- Integrated with approved subnational strategies and departmental programmes;
- Reviewed in line with Parliamentary cycles; and
- Be a material consideration in decision-making and development decisions.
21 How should the UK Shared Prosperity Fund be specifically targeted to replace EU Funding and address regional inequality?
Response: Funding should be enhanced to a level well beyond that delivered through EU structural funds. The UK2070 Commission recommended this should be set at £300 bn 20-year programme (£15bn / year). The fund should be targeted by requiring any project or programme it funds to meet the criteria of ‘Strategic Fit’ with the national and regional frameworks.
22 What role should local structures play in allocating funding to best achieve regional growth?
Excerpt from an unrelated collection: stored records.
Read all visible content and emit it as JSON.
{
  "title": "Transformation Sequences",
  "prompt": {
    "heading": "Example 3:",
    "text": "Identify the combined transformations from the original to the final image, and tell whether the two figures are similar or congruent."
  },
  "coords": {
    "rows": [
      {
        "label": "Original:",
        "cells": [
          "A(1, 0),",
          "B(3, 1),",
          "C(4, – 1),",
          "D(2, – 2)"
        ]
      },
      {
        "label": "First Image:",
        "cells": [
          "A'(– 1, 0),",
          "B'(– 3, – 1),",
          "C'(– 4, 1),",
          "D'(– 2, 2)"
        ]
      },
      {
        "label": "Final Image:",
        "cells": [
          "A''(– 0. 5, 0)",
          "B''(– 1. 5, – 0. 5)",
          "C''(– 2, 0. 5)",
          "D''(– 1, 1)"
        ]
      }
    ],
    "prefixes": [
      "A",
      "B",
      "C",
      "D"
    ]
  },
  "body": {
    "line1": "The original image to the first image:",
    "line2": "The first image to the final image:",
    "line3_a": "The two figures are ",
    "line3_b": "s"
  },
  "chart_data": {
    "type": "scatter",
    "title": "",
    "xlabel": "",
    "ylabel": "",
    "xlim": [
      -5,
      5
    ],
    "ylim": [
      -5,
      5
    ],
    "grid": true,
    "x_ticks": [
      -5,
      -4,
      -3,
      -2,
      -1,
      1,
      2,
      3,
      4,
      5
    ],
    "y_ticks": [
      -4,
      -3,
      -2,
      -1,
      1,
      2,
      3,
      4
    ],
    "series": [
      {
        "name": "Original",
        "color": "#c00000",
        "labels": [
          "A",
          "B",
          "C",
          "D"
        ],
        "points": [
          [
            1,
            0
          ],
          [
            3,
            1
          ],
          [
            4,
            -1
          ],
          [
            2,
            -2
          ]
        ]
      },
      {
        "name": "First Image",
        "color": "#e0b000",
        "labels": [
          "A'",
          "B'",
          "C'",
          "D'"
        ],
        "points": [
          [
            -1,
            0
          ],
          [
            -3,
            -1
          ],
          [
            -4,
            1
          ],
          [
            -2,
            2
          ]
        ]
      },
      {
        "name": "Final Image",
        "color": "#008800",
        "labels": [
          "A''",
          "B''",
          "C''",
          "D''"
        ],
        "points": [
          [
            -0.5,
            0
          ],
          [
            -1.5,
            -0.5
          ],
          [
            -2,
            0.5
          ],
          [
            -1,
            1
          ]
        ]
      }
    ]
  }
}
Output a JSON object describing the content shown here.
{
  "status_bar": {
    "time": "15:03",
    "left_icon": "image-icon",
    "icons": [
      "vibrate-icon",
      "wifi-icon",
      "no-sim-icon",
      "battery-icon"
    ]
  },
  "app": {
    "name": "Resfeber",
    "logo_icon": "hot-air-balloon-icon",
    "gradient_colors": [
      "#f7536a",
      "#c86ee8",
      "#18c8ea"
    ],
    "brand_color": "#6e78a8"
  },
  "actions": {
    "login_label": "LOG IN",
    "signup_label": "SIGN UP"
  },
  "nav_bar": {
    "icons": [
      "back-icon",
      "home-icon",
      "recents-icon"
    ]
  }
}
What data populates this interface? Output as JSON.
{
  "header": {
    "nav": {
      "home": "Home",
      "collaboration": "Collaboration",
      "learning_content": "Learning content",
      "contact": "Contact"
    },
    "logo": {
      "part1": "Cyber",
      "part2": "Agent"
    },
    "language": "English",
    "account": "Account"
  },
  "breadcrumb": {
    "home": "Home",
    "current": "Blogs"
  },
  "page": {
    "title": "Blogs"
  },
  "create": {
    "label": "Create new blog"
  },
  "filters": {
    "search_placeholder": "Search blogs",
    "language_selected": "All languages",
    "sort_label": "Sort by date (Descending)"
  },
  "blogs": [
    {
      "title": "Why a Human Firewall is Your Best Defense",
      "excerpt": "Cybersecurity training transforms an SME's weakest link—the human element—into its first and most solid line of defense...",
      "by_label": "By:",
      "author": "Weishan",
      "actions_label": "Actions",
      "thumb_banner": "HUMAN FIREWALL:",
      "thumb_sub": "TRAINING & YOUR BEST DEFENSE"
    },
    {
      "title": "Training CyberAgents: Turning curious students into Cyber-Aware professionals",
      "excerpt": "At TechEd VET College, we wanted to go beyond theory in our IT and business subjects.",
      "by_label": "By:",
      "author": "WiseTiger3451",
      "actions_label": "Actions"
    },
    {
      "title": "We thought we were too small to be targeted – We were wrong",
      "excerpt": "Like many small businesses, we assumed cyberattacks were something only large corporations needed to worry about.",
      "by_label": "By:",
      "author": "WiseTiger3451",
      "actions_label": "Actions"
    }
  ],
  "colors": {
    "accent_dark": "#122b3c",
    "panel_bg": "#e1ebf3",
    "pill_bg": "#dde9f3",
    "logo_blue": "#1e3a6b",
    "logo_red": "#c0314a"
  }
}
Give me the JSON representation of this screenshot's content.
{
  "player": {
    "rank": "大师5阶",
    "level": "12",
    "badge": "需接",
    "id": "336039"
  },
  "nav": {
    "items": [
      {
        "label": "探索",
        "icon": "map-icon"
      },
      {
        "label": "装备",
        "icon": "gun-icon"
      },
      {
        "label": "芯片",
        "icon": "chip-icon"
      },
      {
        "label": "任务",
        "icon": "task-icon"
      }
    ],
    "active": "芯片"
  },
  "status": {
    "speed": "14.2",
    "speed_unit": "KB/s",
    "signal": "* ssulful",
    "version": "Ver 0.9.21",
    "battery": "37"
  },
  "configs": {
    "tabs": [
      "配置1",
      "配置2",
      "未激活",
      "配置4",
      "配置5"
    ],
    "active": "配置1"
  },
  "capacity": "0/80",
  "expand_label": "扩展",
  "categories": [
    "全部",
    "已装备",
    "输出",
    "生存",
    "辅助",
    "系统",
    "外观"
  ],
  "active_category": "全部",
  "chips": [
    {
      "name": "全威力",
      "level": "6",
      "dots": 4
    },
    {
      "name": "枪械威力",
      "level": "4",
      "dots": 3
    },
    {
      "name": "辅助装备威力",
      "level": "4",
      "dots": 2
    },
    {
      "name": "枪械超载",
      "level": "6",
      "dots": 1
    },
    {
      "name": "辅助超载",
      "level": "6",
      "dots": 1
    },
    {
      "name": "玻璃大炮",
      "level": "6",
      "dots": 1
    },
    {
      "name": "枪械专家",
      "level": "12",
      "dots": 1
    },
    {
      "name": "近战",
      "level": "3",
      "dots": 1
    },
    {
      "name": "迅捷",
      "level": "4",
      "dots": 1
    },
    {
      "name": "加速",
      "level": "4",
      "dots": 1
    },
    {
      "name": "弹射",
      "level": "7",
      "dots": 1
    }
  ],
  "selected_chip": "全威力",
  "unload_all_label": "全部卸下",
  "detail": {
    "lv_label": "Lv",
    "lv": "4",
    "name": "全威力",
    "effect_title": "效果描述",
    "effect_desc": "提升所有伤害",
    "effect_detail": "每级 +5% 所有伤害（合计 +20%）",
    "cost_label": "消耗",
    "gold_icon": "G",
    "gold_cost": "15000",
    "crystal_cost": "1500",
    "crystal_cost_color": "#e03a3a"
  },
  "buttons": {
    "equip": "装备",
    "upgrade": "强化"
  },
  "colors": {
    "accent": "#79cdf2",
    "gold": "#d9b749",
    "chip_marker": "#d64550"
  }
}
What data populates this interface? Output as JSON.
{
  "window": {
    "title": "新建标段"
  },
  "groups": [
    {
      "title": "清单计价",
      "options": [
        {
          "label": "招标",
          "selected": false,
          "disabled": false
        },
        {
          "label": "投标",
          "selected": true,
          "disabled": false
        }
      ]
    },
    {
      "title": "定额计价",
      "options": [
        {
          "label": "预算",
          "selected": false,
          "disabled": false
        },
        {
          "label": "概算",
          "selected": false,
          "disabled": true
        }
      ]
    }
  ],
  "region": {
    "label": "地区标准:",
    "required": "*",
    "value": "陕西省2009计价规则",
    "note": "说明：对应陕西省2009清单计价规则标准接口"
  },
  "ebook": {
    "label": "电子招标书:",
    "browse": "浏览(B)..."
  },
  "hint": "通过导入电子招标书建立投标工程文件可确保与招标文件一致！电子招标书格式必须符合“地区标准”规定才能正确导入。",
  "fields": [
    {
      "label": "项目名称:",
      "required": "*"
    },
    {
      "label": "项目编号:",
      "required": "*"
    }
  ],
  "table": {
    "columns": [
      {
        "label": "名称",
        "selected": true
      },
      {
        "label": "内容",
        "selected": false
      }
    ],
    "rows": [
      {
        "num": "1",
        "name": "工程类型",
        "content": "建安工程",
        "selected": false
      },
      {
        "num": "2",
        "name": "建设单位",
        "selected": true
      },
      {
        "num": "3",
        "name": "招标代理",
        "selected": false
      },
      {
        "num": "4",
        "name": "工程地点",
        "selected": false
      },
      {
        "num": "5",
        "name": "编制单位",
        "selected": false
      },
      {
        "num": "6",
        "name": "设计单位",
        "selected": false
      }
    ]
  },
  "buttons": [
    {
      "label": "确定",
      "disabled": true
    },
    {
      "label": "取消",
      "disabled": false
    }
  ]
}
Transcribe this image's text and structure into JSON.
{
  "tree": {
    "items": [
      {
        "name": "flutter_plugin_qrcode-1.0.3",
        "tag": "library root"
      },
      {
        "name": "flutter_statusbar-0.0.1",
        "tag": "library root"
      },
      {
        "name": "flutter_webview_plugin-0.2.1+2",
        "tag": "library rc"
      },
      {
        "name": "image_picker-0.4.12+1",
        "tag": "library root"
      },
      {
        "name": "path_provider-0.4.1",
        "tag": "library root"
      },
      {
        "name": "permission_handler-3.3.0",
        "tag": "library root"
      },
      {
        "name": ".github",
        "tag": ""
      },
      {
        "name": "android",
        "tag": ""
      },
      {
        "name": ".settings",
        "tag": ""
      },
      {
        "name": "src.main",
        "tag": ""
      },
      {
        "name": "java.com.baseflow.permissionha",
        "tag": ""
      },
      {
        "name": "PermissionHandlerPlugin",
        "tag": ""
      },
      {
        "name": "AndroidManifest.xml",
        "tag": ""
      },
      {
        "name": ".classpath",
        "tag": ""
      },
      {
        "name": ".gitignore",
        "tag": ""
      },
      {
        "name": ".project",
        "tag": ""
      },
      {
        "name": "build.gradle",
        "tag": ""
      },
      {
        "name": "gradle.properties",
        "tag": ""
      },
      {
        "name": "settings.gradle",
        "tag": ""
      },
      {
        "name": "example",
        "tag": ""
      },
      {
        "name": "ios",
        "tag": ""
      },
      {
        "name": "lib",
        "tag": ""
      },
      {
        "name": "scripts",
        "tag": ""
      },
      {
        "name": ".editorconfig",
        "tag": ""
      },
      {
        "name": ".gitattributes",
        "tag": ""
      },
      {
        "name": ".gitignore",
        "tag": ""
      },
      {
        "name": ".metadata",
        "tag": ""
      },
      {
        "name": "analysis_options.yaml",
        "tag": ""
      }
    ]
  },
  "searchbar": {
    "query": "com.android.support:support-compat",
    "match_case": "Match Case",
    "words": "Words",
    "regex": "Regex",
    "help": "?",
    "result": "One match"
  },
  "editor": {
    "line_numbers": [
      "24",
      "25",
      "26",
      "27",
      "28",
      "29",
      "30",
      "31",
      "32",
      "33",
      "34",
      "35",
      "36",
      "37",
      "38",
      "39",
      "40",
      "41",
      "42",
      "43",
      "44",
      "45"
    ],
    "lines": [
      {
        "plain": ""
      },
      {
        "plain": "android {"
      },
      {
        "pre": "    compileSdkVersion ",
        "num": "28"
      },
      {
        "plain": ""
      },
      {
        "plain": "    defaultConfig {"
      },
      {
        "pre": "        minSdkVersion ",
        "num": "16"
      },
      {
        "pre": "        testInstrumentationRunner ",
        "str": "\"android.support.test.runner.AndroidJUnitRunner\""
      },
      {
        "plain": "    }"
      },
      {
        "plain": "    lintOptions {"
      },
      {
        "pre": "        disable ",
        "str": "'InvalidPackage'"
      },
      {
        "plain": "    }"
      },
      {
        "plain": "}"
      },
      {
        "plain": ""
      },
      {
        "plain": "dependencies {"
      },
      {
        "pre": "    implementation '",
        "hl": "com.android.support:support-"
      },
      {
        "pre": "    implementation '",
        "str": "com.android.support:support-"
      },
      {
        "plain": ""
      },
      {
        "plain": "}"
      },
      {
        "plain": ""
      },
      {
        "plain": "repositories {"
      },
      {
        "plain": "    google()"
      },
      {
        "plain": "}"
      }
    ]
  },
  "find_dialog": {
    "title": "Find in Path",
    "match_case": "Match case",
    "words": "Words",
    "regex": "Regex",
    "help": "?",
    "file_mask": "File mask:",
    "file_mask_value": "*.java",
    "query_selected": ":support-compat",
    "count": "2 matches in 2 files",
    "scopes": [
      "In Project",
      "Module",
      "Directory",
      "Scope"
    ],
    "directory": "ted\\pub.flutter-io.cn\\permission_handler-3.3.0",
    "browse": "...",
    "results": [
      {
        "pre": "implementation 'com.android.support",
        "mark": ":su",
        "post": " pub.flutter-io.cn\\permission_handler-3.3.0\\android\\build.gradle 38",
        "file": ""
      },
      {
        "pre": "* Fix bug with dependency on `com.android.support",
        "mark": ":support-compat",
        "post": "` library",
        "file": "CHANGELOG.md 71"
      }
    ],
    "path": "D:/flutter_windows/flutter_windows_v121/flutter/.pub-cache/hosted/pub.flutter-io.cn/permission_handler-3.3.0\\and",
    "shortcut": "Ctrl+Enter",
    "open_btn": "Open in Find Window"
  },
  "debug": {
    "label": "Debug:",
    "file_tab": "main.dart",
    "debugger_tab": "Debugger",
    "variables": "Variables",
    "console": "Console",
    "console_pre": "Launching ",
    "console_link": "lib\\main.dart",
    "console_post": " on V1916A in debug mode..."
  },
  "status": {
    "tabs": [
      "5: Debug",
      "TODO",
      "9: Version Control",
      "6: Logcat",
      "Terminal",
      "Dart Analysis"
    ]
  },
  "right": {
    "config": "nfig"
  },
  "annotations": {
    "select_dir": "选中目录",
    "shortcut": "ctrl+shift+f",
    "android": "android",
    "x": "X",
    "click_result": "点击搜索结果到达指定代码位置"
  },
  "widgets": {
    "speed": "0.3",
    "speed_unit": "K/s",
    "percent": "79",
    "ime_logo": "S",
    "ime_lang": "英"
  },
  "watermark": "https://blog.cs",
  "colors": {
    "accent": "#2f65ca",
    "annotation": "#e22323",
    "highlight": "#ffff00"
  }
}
Response: Local structures have a key role in the preparation of the strategic spatial context and in the administration of funds and the monitoring of agreed programme budgets (as was successfully done in the local management of EU funds)
23 What role could the British Business Bank have in the post-Covid-19 levelling up of regional economies?
Response: Access to funding has been identified as a major cause of the imbalanced pattern of development in the UK (refer Action 9 page 77 UK2070 Report). A national investment bank is seen as a key element of the reforms that are needed. This should be supported by the development of regional investment banks as a well as better access to Venture Capital and the reform of the Green Book.
Project Speed: Project Speed will bring forward proposals to deliver government’s public investment projects.
24 How should Project Speed identify and distribute growth opportunities into communities across the country to best achieve its levelling up agenda?
Response: Project Speed’s intention of improving the speed of delivery is sound but the danger is that it could increase centralisation of decision-making further, and reduce effective engagement.
25 What should the balance be between Whitehall decision making and local decision making?
Response: See answer to question 23.
26 Do we have the capacity and capabilities at local and/or regional level to do this work on behalf of central government?
Response: Yes: It is a case of “Gives us the Tools and we will do the job!” The real question is whether central government has the capacity and capability. Given the current problems have arisen under the current centralised system, there is every reason to believe that an incentivised and enable decentralised and devolved strategic delivery capacity will be more effective.